◆ WHAT IS NEEDED
The data below must be returned in full and exactly.

### SUPPLIED DATA

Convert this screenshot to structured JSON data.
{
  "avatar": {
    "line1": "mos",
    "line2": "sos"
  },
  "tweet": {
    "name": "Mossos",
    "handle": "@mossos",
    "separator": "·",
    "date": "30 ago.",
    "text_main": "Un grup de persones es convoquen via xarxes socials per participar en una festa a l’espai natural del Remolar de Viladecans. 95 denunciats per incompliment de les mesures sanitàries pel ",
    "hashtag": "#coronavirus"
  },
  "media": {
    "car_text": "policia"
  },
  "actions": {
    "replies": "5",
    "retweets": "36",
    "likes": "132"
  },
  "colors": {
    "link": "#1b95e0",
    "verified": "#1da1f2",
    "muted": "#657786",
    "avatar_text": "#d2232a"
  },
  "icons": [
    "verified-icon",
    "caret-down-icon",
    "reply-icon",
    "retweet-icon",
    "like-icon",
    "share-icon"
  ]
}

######

◆ TASK RESULT
Convert this screenshot to structured JSON data.
{
  "avatar": {
    "line1": "mos",
    "line2": "sos"
  },
  "tweet": {
    "name": "Mossos",
    "handle": "@mossos",
    "separator": "·",
    "date": "30 ago.",
    "text_main": "Un grup de persones es convoquen via xarxes socials per participar en una festa a l’espai natural del Remolar de Viladecans. 95 denunciats per incompliment de les mesures sanitàries pel ",
    "hashtag": "#coronavirus"
  },
  "media": {
    "car_text": "policia"
  },
  "actions": {
    "replies": "5",
    "retweets": "36",
    "likes": "132"
  },
  "colors": {
    "link": "#1b95e0",
    "verified": "#1da1f2",
    "muted": "#657786",
    "avatar_text": "#d2232a"
  },
  "icons": [
    "verified-icon",
    "caret-down-icon",
    "reply-icon",
    "retweet-icon",
    "like-icon",
    "share-icon"
  ]
}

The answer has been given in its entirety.